- All the Cheeses That Have Been Recalled Because of Possible Listeria Contamination
- Will Alton Brown Appear on Chopped?
- Restaurants Around the Country Show Support for #ADayWithoutImmigrants
- Now You Can Score a Free Meal on (Some) Delta Flights
- ‘We Cannot Be Taken for Granted.’ Chef José Andrés on a Day Without Immigrants
- Why Is Congress Going After Alternative Milks?
- Wegmans Is Under Pressure to Stop Selling Trump Wine
- Here's Where They Get the Donuts on 'Superior Donuts'
- Will and Kate to Visit Paris As U.K. Begins Brexit Procedure
- The 100 Most Romantic Restaurants in the U.S.
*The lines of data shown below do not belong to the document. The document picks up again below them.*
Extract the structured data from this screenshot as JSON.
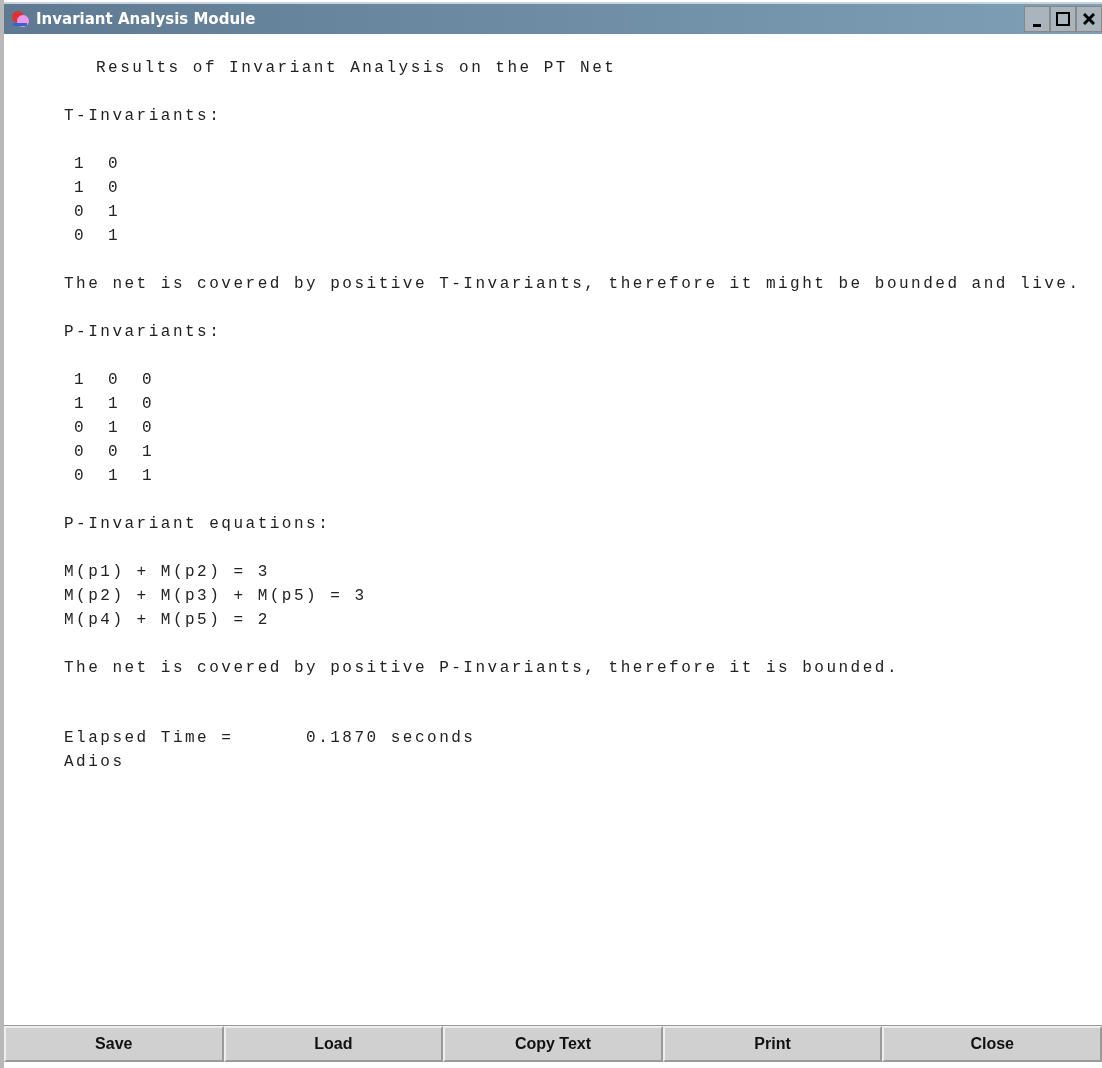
{
  "window": {
    "title": "Invariant Analysis Module"
  },
  "blocks": [
    {
      "kind": "title",
      "lines": [
        "Results of Invariant Analysis on the PT Net"
      ]
    },
    {
      "kind": "text",
      "lines": [
        "T-Invariants:"
      ]
    },
    {
      "kind": "matrix",
      "rows": [
        [
          "1",
          "0"
        ],
        [
          "1",
          "0"
        ],
        [
          "0",
          "1"
        ],
        [
          "0",
          "1"
        ]
      ]
    },
    {
      "kind": "text",
      "lines": [
        "The net is covered by positive T-Invariants, therefore it might be bounded and live."
      ]
    },
    {
      "kind": "text",
      "lines": [
        "P-Invariants:"
      ]
    },
    {
      "kind": "matrix",
      "rows": [
        [
          "1",
          "0",
          "0"
        ],
        [
          "1",
          "1",
          "0"
        ],
        [
          "0",
          "1",
          "0"
        ],
        [
          "0",
          "0",
          "1"
        ],
        [
          "0",
          "1",
          "1"
        ]
      ]
    },
    {
      "kind": "text",
      "lines": [
        "P-Invariant equations:"
      ]
    },
    {
      "kind": "text",
      "lines": [
        "M(p1) + M(p2) = 3",
        "M(p2) + M(p3) + M(p5) = 3",
        "M(p4) + M(p5) = 2"
      ]
    },
    {
      "kind": "text",
      "lines": [
        "The net is covered by positive P-Invariants, therefore it is bounded."
      ]
    },
    {
      "kind": "footer",
      "lines": [
        "Elapsed Time =      0.1870 seconds",
        "Adios"
      ]
    }
  ],
  "buttons": [
    "Save",
    "Load",
    "Copy Text",
    "Print",
    "Close"
  ]
}
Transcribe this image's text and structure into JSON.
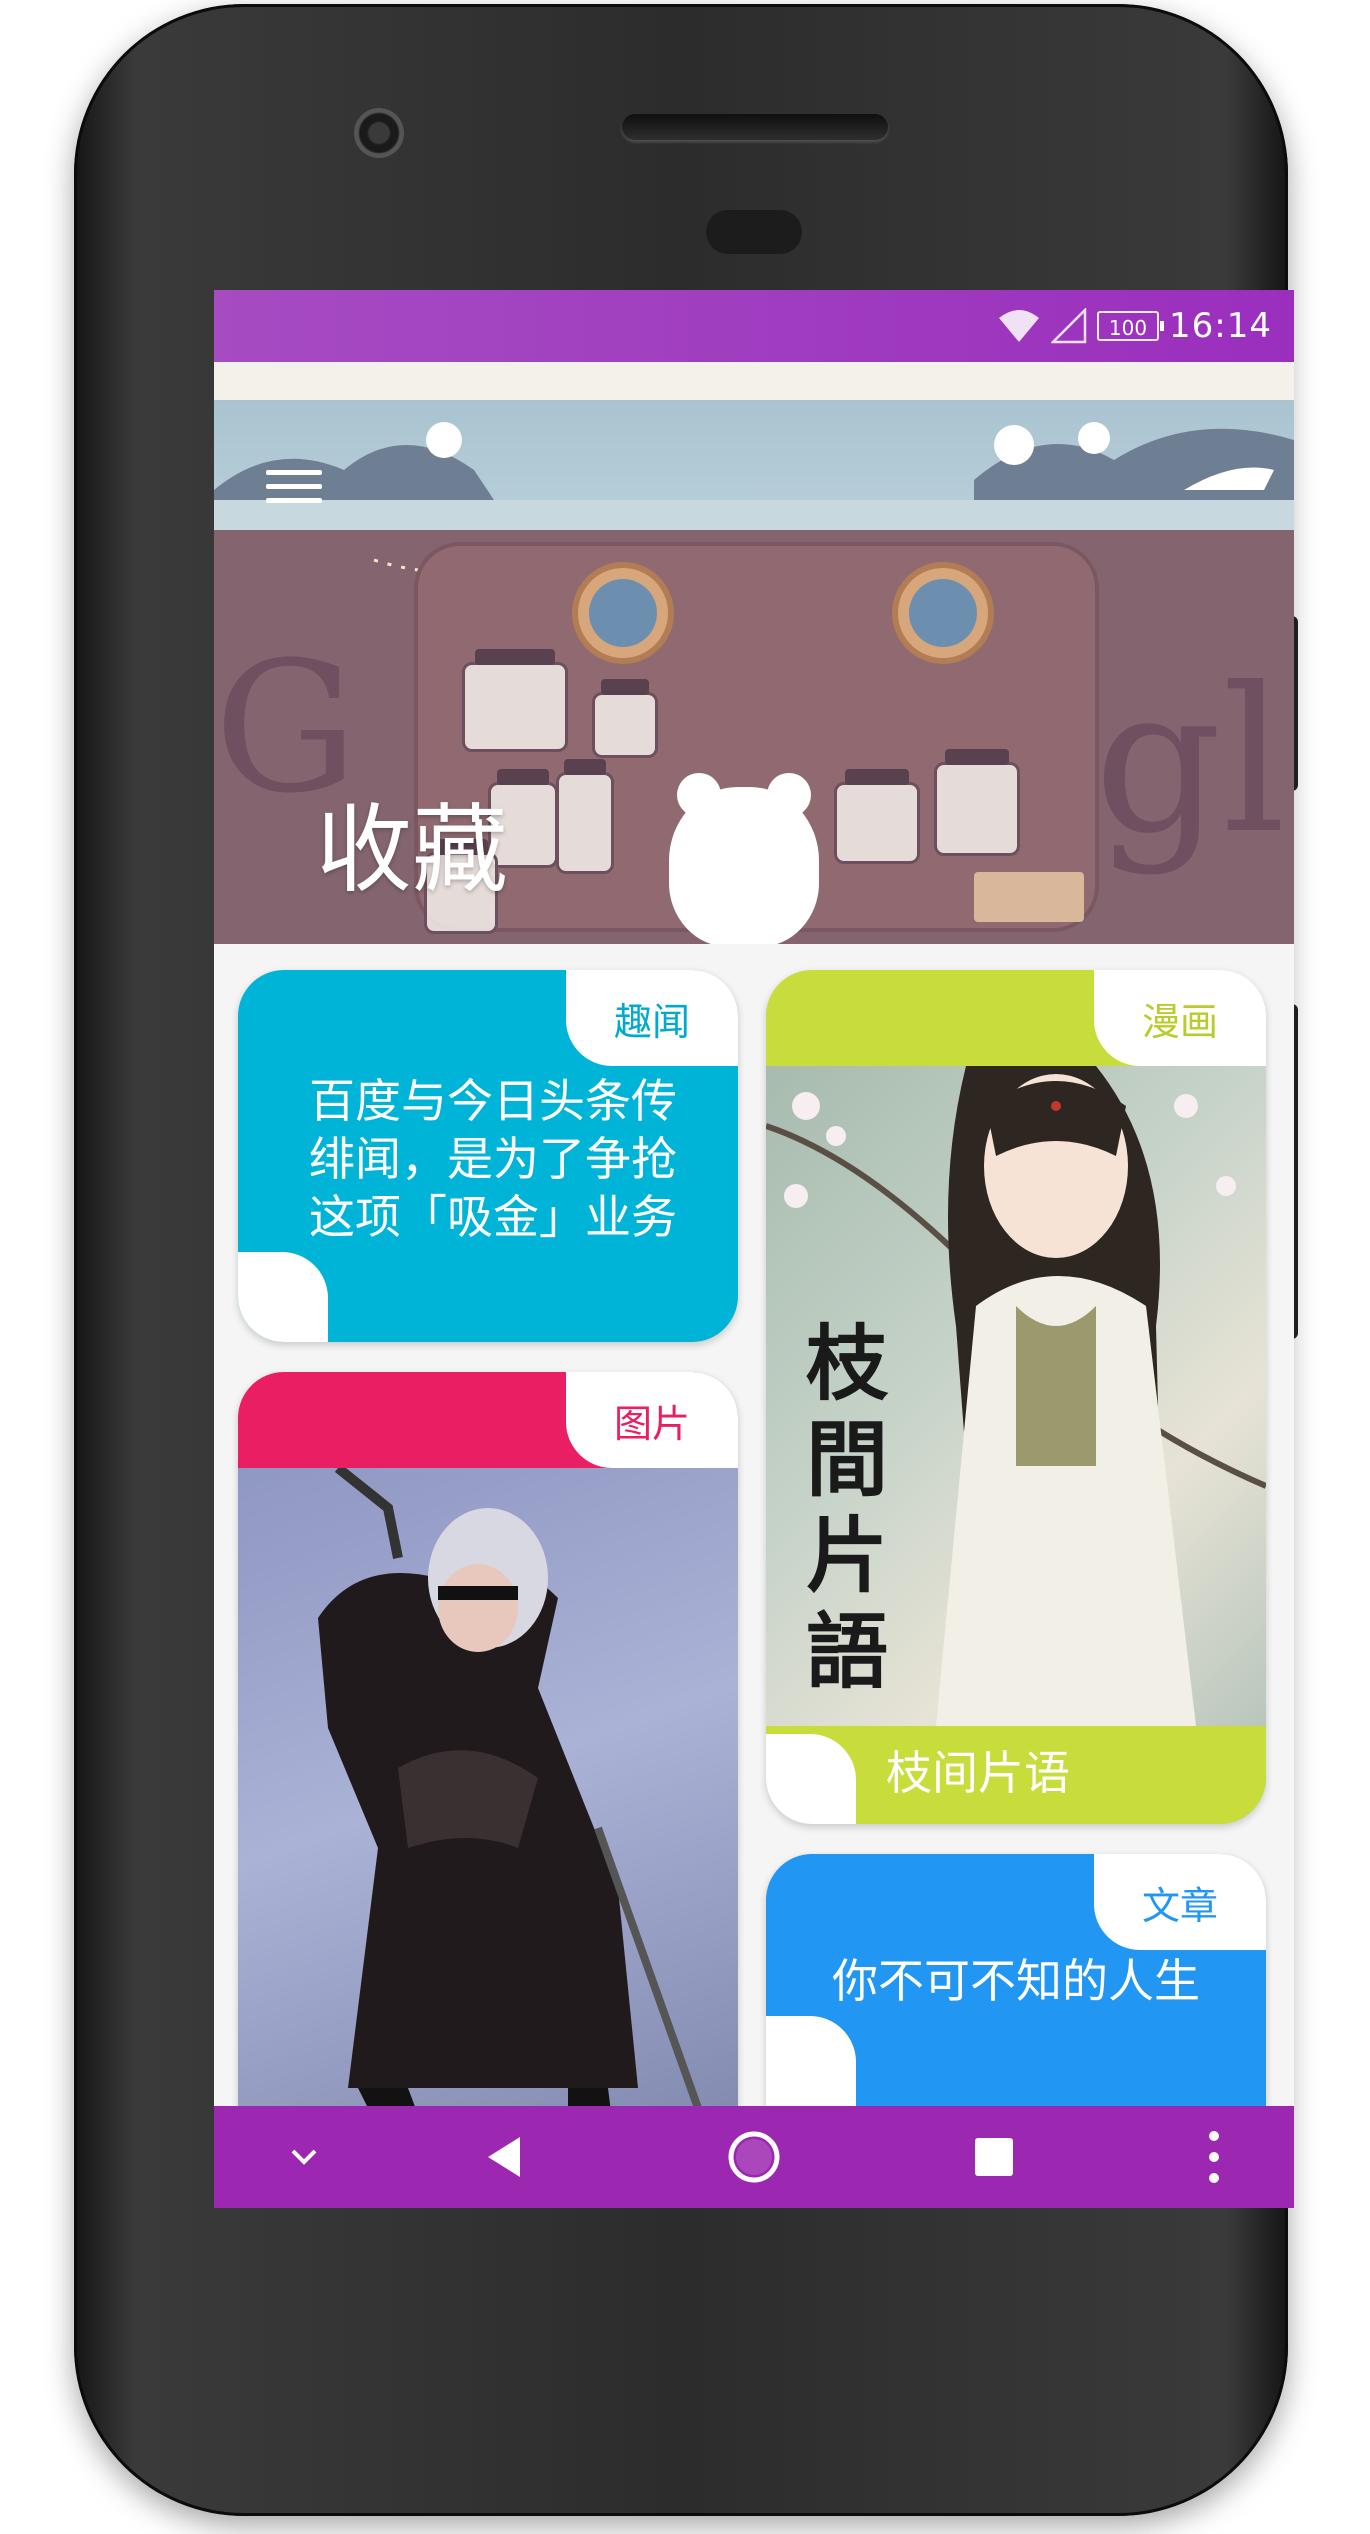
{
  "status_bar": {
    "time": "16:14",
    "battery": "100",
    "background": "#9c27b0"
  },
  "header": {
    "title": "收藏",
    "menu_icon": "hamburger-menu-icon"
  },
  "cards": [
    {
      "tag": "趣闻",
      "color": "#00b4d8",
      "text_lines": [
        "百度与今日头条传",
        "绯闻，是为了争抢",
        "这项「吸金」业务"
      ]
    },
    {
      "tag": "漫画",
      "color": "#c8dc3c",
      "image_title": [
        "枝",
        "間",
        "片",
        "語"
      ],
      "caption": "枝间片语"
    },
    {
      "tag": "图片",
      "color": "#e91e63"
    },
    {
      "tag": "文章",
      "color": "#2196f3",
      "text_lines": [
        "你不可不知的人生"
      ]
    }
  ],
  "nav_bar": {
    "icons": [
      "chevron-down-icon",
      "back-icon",
      "home-icon",
      "recents-icon",
      "more-vert-icon"
    ]
  }
}
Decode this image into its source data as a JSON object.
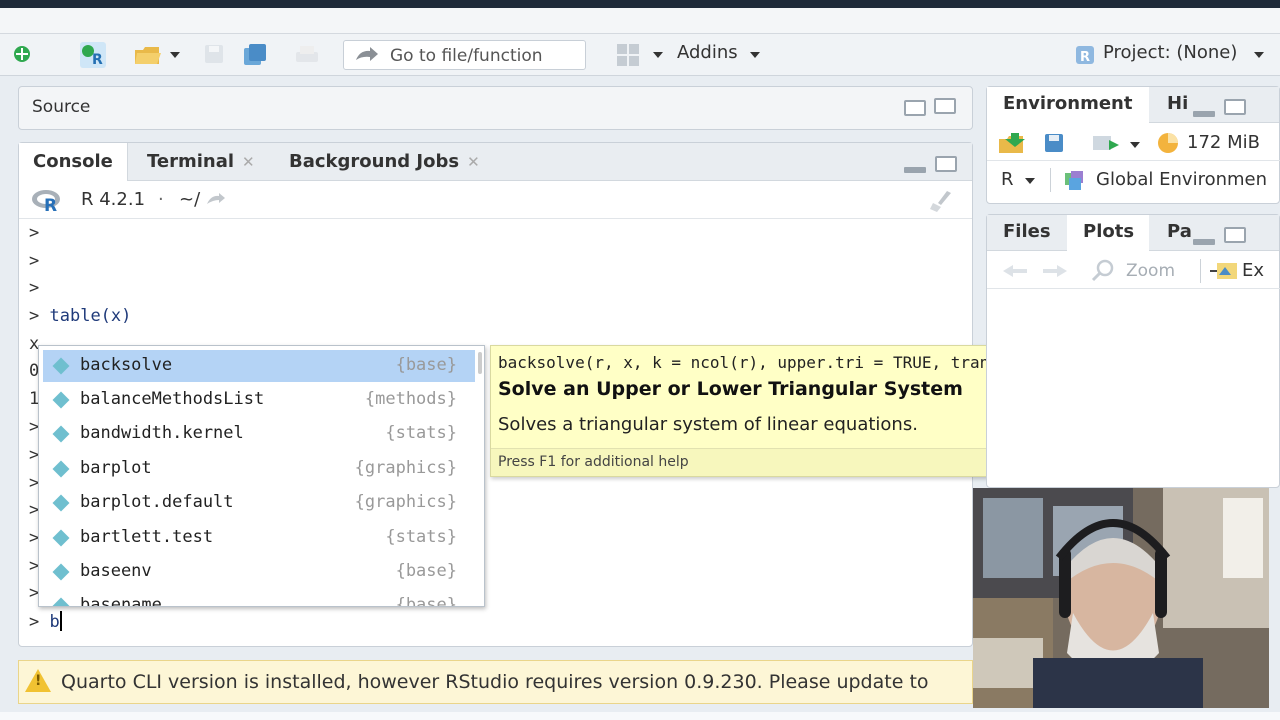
{
  "toolbar": {
    "goto_placeholder": "Go to file/function",
    "addins_label": "Addins",
    "project_label": "Project: (None)"
  },
  "source": {
    "title": "Source"
  },
  "console": {
    "tabs": [
      {
        "label": "Console"
      },
      {
        "label": "Terminal"
      },
      {
        "label": "Background Jobs"
      }
    ],
    "r_version": "R 4.2.1",
    "path": "~/",
    "lines": [
      {
        "prompt": ">",
        "text": ""
      },
      {
        "prompt": ">",
        "text": ""
      },
      {
        "prompt": ">",
        "text": ""
      },
      {
        "prompt": ">",
        "text": "table(x)"
      },
      {
        "prompt": "x",
        "text": ""
      },
      {
        "prompt": "0",
        "text": ""
      },
      {
        "prompt": "1",
        "text": ""
      },
      {
        "prompt": ">",
        "text": ""
      },
      {
        "prompt": ">",
        "text": ""
      },
      {
        "prompt": ">",
        "text": ""
      },
      {
        "prompt": ">",
        "text": ""
      },
      {
        "prompt": ">",
        "text": ""
      },
      {
        "prompt": ">",
        "text": ""
      },
      {
        "prompt": ">",
        "text": ""
      }
    ],
    "current_input": {
      "prompt": ">",
      "text": "b"
    }
  },
  "autocomplete": {
    "items": [
      {
        "name": "backsolve",
        "pkg": "{base}"
      },
      {
        "name": "balanceMethodsList",
        "pkg": "{methods}"
      },
      {
        "name": "bandwidth.kernel",
        "pkg": "{stats}"
      },
      {
        "name": "barplot",
        "pkg": "{graphics}"
      },
      {
        "name": "barplot.default",
        "pkg": "{graphics}"
      },
      {
        "name": "bartlett.test",
        "pkg": "{stats}"
      },
      {
        "name": "baseenv",
        "pkg": "{base}"
      },
      {
        "name": "basename",
        "pkg": "{base}"
      }
    ],
    "selected_index": 0
  },
  "help_popup": {
    "signature": "backsolve(r, x, k = ncol(r), upper.tri = TRUE, transpose = FALSE)",
    "title": "Solve an Upper or Lower Triangular System",
    "description": "Solves a triangular system of linear equations.",
    "footer": "Press F1 for additional help"
  },
  "environment": {
    "tabs": [
      {
        "label": "Environment"
      },
      {
        "label": "Hi"
      }
    ],
    "memory": "172 MiB",
    "language": "R",
    "scope": "Global Environmen"
  },
  "files": {
    "tabs": [
      {
        "label": "Files"
      },
      {
        "label": "Plots"
      },
      {
        "label": "Pa"
      }
    ],
    "zoom_label": "Zoom",
    "export_label": "Ex"
  },
  "banner": {
    "message": "Quarto CLI version is installed, however RStudio requires version 0.9.230. Please update to"
  },
  "colors": {
    "selection": "#b4d3f5",
    "help_bg": "#ffffc6",
    "banner_bg": "#fdf6d6",
    "code_blue": "#1f3a7a"
  }
}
"It's frightening that people, especially younger generations, are eating so much junk food loaded with fat, sugar and salt, but offers little nutritional value."
While most people don't maintain the healthiest habits during their teenage years, a new study has found that kids these days are consuming tons of fast food—with many hitting the drive-thru twice a day, or more.
Though the BBC's Good Food Nation Survey resulted in a number of telling tidbits about the eating habits of Brits, perhaps the most jarring of all was the rampant junk food consumption by 16 to 20-year-olds. Of those surveyed, one in six teens ate fast food at least twice a day; of the 21 to 34-year-old group, one in eight claimed to eat fast food at that frequency.
The 20- and 30-somethings were also found to be more likely to snap, post, and like food photos on social media. According to the survey, two in five said they had posted a picture of something they had cooked, while a third had posted a restaurant meal in the past. One in three members of that same age group claimed to have been inspired to prepare a certain meal because of a mouthwatering pic on their Insta feed.
Of the 5,000 people polled by the BBC, half believed that "a meal isn't a meal without meat." Yet, the majority were also unable to identify the recommended daily amount of meat consumption by the Department of Health (70 grams per day); a quarter of the survey respondents thought the advised meat intake was twice that amount.
As for those salad-loving millennials, 21 to 34-year-olds were most likely to be vegetarian (15 percent) or vegan (7 percent).
Results have some health experts seriously concerned for the state of British diets, particularly among teens. "It's frightening that people, especially younger generations, are eating so much junk food loaded with fat, sugar and salt, but offers little nutritional value," Sarah Toule, head of health information at the World Cancer Research Fund, tells the BBC.
Toule notes that one of the biggest culprits in promoting the consumption of fast food is television advertisements, and that the government should be doing more to regulate what is being consumed by young eyes.
"Having junk food splashed across our television screens... only helps feed the unhealthy food environment we live in," she says. Those who recently found that junk food ads alter kids' brains would no doubt agree.